● Required work:
Scan the records for the string "this", then copy each line that has it.

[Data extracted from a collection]
○ ○ ○ ○ ○ ○ ○
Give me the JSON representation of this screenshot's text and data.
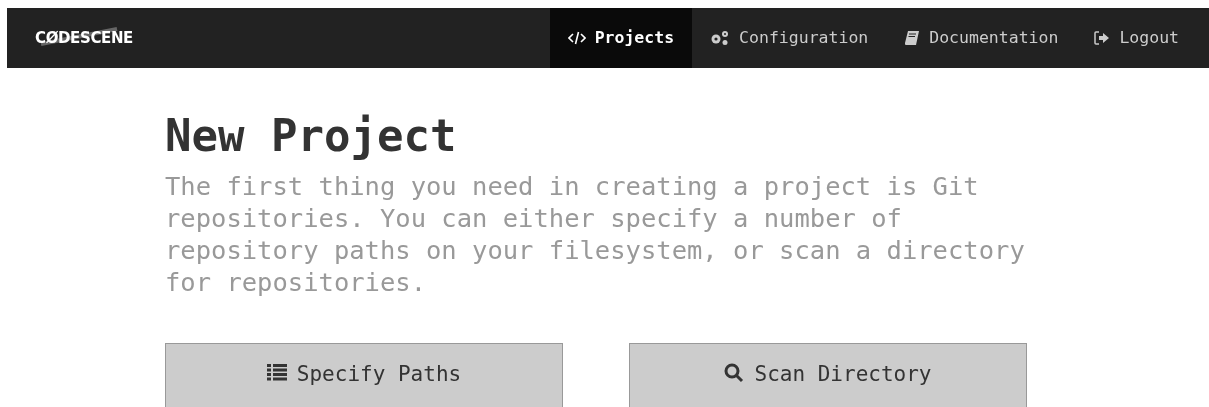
{
  "navbar": {
    "logo": "CØDESCENE",
    "items": [
      {
        "label": "Projects",
        "selected": true
      },
      {
        "label": "Configuration",
        "selected": false
      },
      {
        "label": "Documentation",
        "selected": false
      },
      {
        "label": "Logout",
        "selected": false
      }
    ]
  },
  "heading": "New Project",
  "description": "The first thing you need in creating a project is Git repositories. You can either specify a number of repository paths on your filesystem, or scan a directory for repositories.",
  "buttons": [
    {
      "label": "Specify Paths"
    },
    {
      "label": "Scan Directory"
    }
  ]
}
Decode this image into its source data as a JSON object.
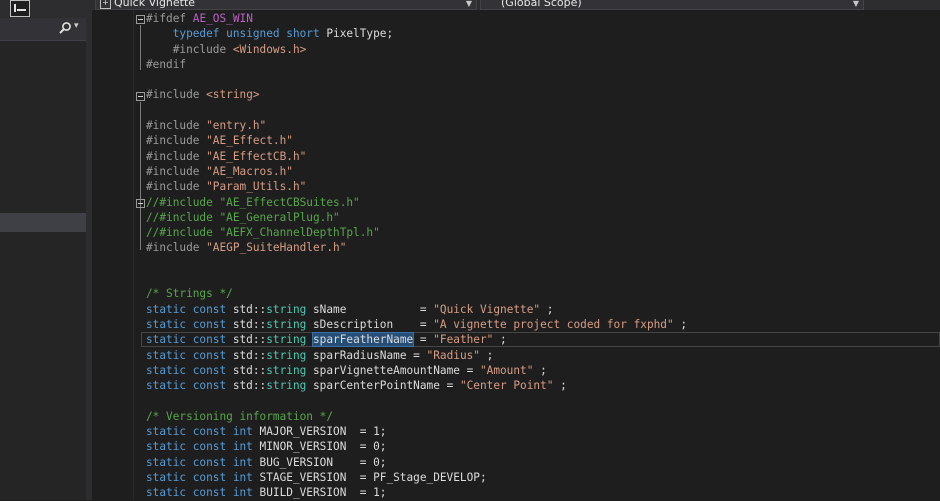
{
  "navbar": {
    "project_combo": "Quick Vignette",
    "scope_combo": "(Global Scope)"
  },
  "code_lines": [
    [
      {
        "t": "#ifdef ",
        "c": "pp"
      },
      {
        "t": "AE_OS_WIN",
        "c": "df"
      }
    ],
    [
      {
        "t": "    "
      },
      {
        "t": "typedef unsigned short ",
        "c": "kw"
      },
      {
        "t": "PixelType;"
      }
    ],
    [
      {
        "t": "    #include ",
        "c": "pp"
      },
      {
        "t": "<Windows.h>",
        "c": "str"
      }
    ],
    [
      {
        "t": "#endif",
        "c": "pp"
      }
    ],
    [],
    [
      {
        "t": "#include ",
        "c": "pp"
      },
      {
        "t": "<string>",
        "c": "str"
      }
    ],
    [],
    [
      {
        "t": "#include ",
        "c": "pp"
      },
      {
        "t": "\"entry.h\"",
        "c": "str"
      }
    ],
    [
      {
        "t": "#include ",
        "c": "pp"
      },
      {
        "t": "\"AE_Effect.h\"",
        "c": "str"
      }
    ],
    [
      {
        "t": "#include ",
        "c": "pp"
      },
      {
        "t": "\"AE_EffectCB.h\"",
        "c": "str"
      }
    ],
    [
      {
        "t": "#include ",
        "c": "pp"
      },
      {
        "t": "\"AE_Macros.h\"",
        "c": "str"
      }
    ],
    [
      {
        "t": "#include ",
        "c": "pp"
      },
      {
        "t": "\"Param_Utils.h\"",
        "c": "str"
      }
    ],
    [
      {
        "t": "//#include \"AE_EffectCBSuites.h\"",
        "c": "cm"
      }
    ],
    [
      {
        "t": "//#include \"AE_GeneralPlug.h\"",
        "c": "cm"
      }
    ],
    [
      {
        "t": "//#include \"AEFX_ChannelDepthTpl.h\"",
        "c": "cm"
      }
    ],
    [
      {
        "t": "#include ",
        "c": "pp"
      },
      {
        "t": "\"AEGP_SuiteHandler.h\"",
        "c": "str"
      }
    ],
    [],
    [],
    [
      {
        "t": "/* Strings */",
        "c": "cm"
      }
    ],
    [
      {
        "t": "static const ",
        "c": "kw"
      },
      {
        "t": "std::"
      },
      {
        "t": "string",
        "c": "ty"
      },
      {
        "t": " sName           = "
      },
      {
        "t": "\"Quick Vignette\"",
        "c": "str"
      },
      {
        "t": " ;"
      }
    ],
    [
      {
        "t": "static const ",
        "c": "kw"
      },
      {
        "t": "std::"
      },
      {
        "t": "string",
        "c": "ty"
      },
      {
        "t": " sDescription    = "
      },
      {
        "t": "\"A vignette project coded for fxphd\"",
        "c": "str"
      },
      {
        "t": " ;"
      }
    ],
    [
      {
        "t": "static const ",
        "c": "kw"
      },
      {
        "t": "std::"
      },
      {
        "t": "string",
        "c": "ty"
      },
      {
        "t": " "
      },
      {
        "t": "sparFeatherName",
        "c": "hl"
      },
      {
        "t": " = "
      },
      {
        "t": "\"Feather\"",
        "c": "str"
      },
      {
        "t": " ;"
      }
    ],
    [
      {
        "t": "static const ",
        "c": "kw"
      },
      {
        "t": "std::"
      },
      {
        "t": "string",
        "c": "ty"
      },
      {
        "t": " sparRadiusName = "
      },
      {
        "t": "\"Radius\"",
        "c": "str"
      },
      {
        "t": " ;"
      }
    ],
    [
      {
        "t": "static const ",
        "c": "kw"
      },
      {
        "t": "std::"
      },
      {
        "t": "string",
        "c": "ty"
      },
      {
        "t": " sparVignetteAmountName = "
      },
      {
        "t": "\"Amount\"",
        "c": "str"
      },
      {
        "t": " ;"
      }
    ],
    [
      {
        "t": "static const ",
        "c": "kw"
      },
      {
        "t": "std::"
      },
      {
        "t": "string",
        "c": "ty"
      },
      {
        "t": " sparCenterPointName = "
      },
      {
        "t": "\"Center Point\"",
        "c": "str"
      },
      {
        "t": " ;"
      }
    ],
    [],
    [
      {
        "t": "/* Versioning information */",
        "c": "cm"
      }
    ],
    [
      {
        "t": "static const int ",
        "c": "kw"
      },
      {
        "t": "MAJOR_VERSION  = 1;"
      }
    ],
    [
      {
        "t": "static const int ",
        "c": "kw"
      },
      {
        "t": "MINOR_VERSION  = 0;"
      }
    ],
    [
      {
        "t": "static const int ",
        "c": "kw"
      },
      {
        "t": "BUG_VERSION    = 0;"
      }
    ],
    [
      {
        "t": "static const int ",
        "c": "kw"
      },
      {
        "t": "STAGE_VERSION  = PF_Stage_DEVELOP;"
      }
    ],
    [
      {
        "t": "static const int ",
        "c": "kw"
      },
      {
        "t": "BUILD_VERSION  = 1;"
      }
    ]
  ]
}
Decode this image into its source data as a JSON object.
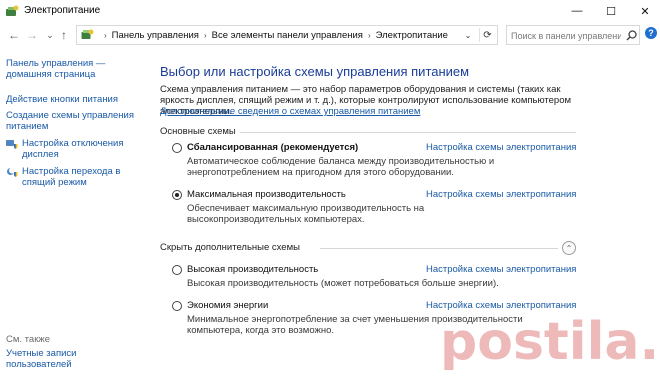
{
  "window": {
    "title": "Электропитание",
    "minimize": "—",
    "maximize": "☐",
    "close": "✕"
  },
  "nav": {
    "back": "←",
    "forward": "→",
    "recent": "⌄",
    "up": "↑",
    "breadcrumbs": [
      "Панель управления",
      "Все элементы панели управления",
      "Электропитание"
    ],
    "breadcrumb_sep": "›",
    "dropdown": "⌄",
    "refresh": "⟳",
    "search_placeholder": "Поиск в панели управления",
    "help": "?"
  },
  "sidebar": {
    "home": "Панель управления — домашняя страница",
    "items": [
      {
        "label": "Действие кнопки питания",
        "icon": null
      },
      {
        "label": "Создание схемы управления питанием",
        "icon": null
      },
      {
        "label": "Настройка отключения дисплея",
        "icon": "display-shield-icon"
      },
      {
        "label": "Настройка перехода в спящий режим",
        "icon": "moon-shield-icon"
      }
    ],
    "see_also": "См. также",
    "accounts": "Учетные записи пользователей"
  },
  "main": {
    "title": "Выбор или настройка схемы управления питанием",
    "description": "Схема управления питанием — это набор параметров оборудования и системы (таких как яркость дисплея, спящий режим и т. д.), которые контролируют использование компьютером электроэнергии.",
    "more_info_link": "Дополнительные сведения о схемах управления питанием",
    "basic_group": "Основные схемы",
    "hidden_group": "Скрыть дополнительные схемы",
    "collapse_icon": "⌃",
    "plans": [
      {
        "name": "Сбалансированная (рекомендуется)",
        "selected": false,
        "bold": true,
        "link": "Настройка схемы электропитания",
        "desc": "Автоматическое соблюдение баланса между производительностью и энергопотреблением на пригодном для этого оборудовании."
      },
      {
        "name": "Максимальная производительность",
        "selected": true,
        "bold": false,
        "link": "Настройка схемы электропитания",
        "desc": "Обеспечивает максимальную производительность на высокопроизводительных компьютерах."
      },
      {
        "name": "Высокая производительность",
        "selected": false,
        "bold": false,
        "link": "Настройка схемы электропитания",
        "desc": "Высокая производительность (может потребоваться больше энергии)."
      },
      {
        "name": "Экономия энергии",
        "selected": false,
        "bold": false,
        "link": "Настройка схемы электропитания",
        "desc": "Минимальное энергопотребление за счет уменьшения производительности компьютера, когда это возможно."
      }
    ]
  },
  "watermark": "postila.ru",
  "colors": {
    "link": "#1a5aa6",
    "title": "#1a3d99",
    "help_badge": "#1f6fd1"
  }
}
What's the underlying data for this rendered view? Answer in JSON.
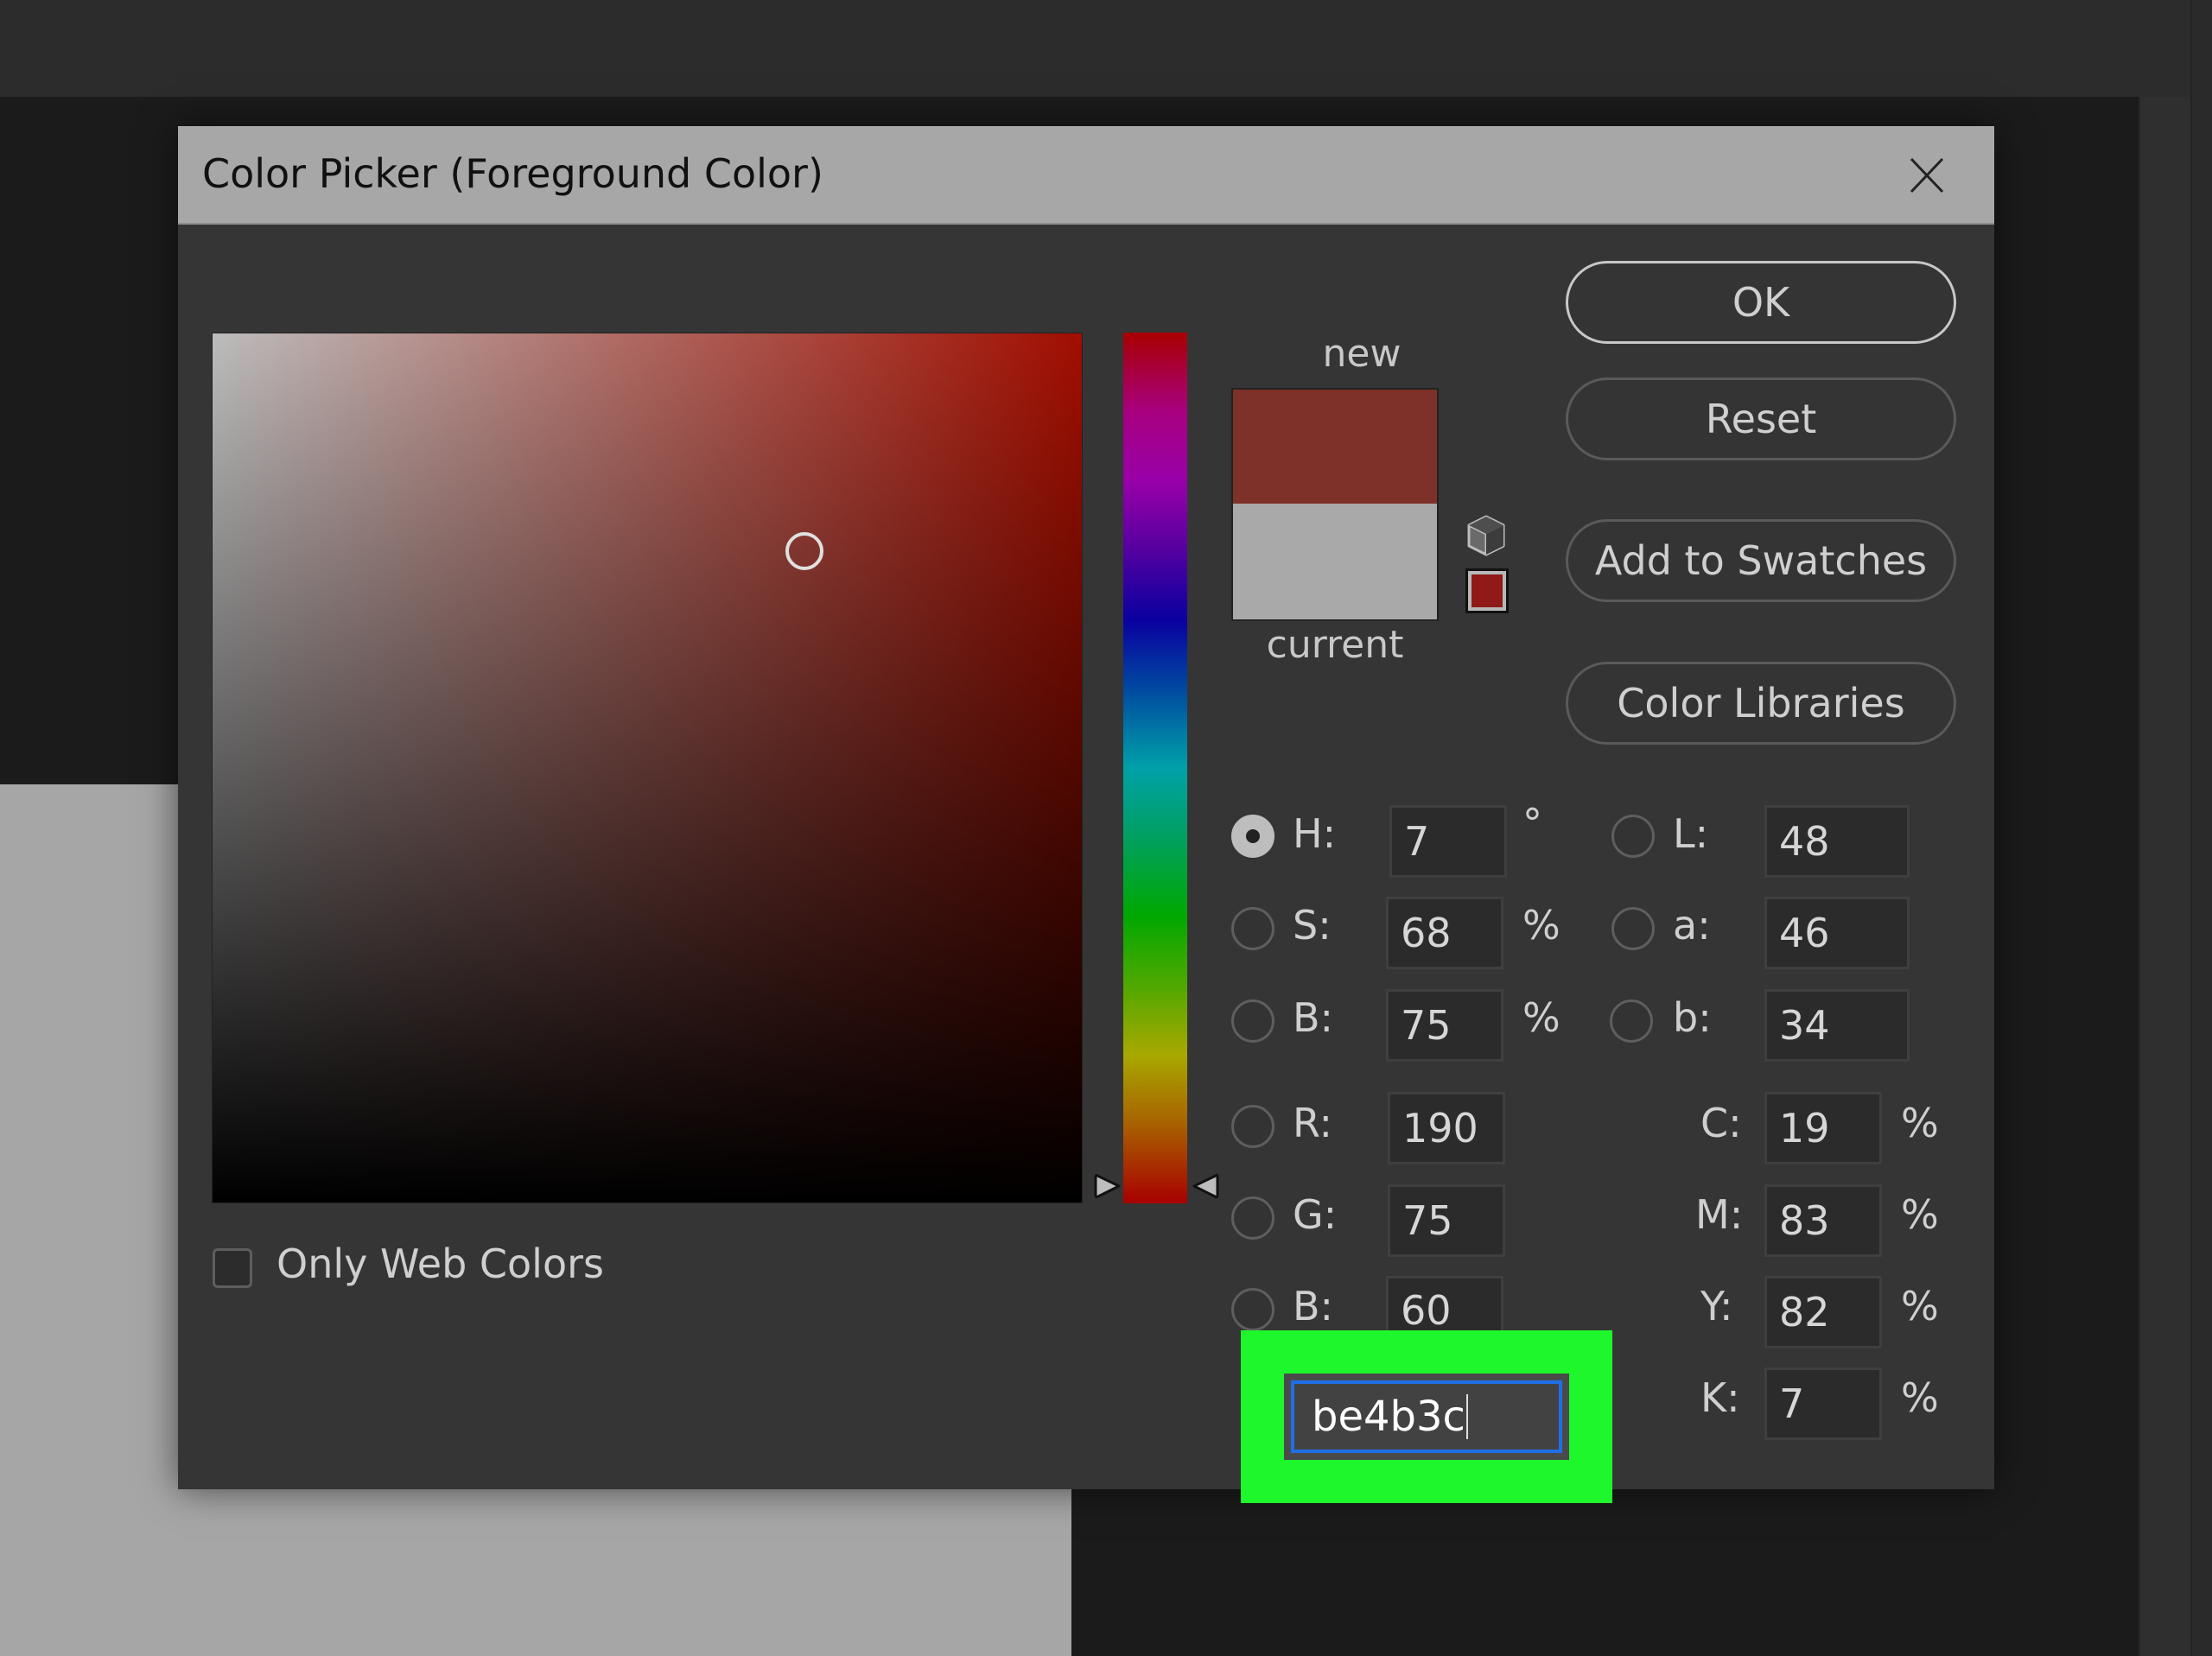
{
  "dialog": {
    "title": "Color Picker (Foreground Color)",
    "close_icon": "close-icon"
  },
  "color_field": {
    "hue_deg": 7,
    "saturation_pct": 68,
    "brightness_pct": 75
  },
  "hue_slider": {
    "value_deg": 7
  },
  "swatch": {
    "new_label": "new",
    "current_label": "current",
    "new_color": "#7e3128",
    "current_color": "#a9a9a9",
    "gamut_warning_icon": "cube-icon",
    "gamut_swatch_color": "#8f1a18"
  },
  "buttons": {
    "ok": "OK",
    "reset": "Reset",
    "add_to_swatches": "Add to Swatches",
    "color_libraries": "Color Libraries"
  },
  "hsb": {
    "h": {
      "label": "H:",
      "value": "7",
      "unit": "°",
      "selected": true
    },
    "s": {
      "label": "S:",
      "value": "68",
      "unit": "%",
      "selected": false
    },
    "b": {
      "label": "B:",
      "value": "75",
      "unit": "%",
      "selected": false
    }
  },
  "lab": {
    "l": {
      "label": "L:",
      "value": "48"
    },
    "a": {
      "label": "a:",
      "value": "46"
    },
    "b": {
      "label": "b:",
      "value": "34"
    }
  },
  "rgb": {
    "r": {
      "label": "R:",
      "value": "190"
    },
    "g": {
      "label": "G:",
      "value": "75"
    },
    "b": {
      "label": "B:",
      "value": "60"
    }
  },
  "cmyk": {
    "c": {
      "label": "C:",
      "value": "19",
      "unit": "%"
    },
    "m": {
      "label": "M:",
      "value": "83",
      "unit": "%"
    },
    "y": {
      "label": "Y:",
      "value": "82",
      "unit": "%"
    },
    "k": {
      "label": "K:",
      "value": "7",
      "unit": "%"
    }
  },
  "hex": {
    "value": "be4b3c"
  },
  "only_web_colors": {
    "label": "Only Web Colors",
    "checked": false
  },
  "colors": {
    "highlight": "#1ef72c",
    "focus_ring": "#1f6fe6"
  }
}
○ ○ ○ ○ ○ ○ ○
● Written answer:
Give me the JSON representation of this screenshot's text and data.
Decode this image into its source data as a JSON object.
Decode this image into its source data as a JSON object.
What's the underlying data for this rendered view? Answer in JSON.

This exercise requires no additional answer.